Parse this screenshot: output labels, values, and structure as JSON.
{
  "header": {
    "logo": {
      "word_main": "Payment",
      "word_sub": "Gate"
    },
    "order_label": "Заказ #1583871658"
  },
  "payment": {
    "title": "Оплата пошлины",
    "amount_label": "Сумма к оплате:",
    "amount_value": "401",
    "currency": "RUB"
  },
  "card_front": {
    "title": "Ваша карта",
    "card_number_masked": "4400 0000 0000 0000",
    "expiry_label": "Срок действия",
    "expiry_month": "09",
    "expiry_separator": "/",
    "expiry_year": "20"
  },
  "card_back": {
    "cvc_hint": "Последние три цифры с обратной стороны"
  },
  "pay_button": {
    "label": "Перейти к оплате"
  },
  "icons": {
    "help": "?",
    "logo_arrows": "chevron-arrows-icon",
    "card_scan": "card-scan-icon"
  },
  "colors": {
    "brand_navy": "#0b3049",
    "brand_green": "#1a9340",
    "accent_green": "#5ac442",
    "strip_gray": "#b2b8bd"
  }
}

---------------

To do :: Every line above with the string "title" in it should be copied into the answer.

Response to the task ::
    "title": "Оплата пошлины",
    "title": "Ваша карта",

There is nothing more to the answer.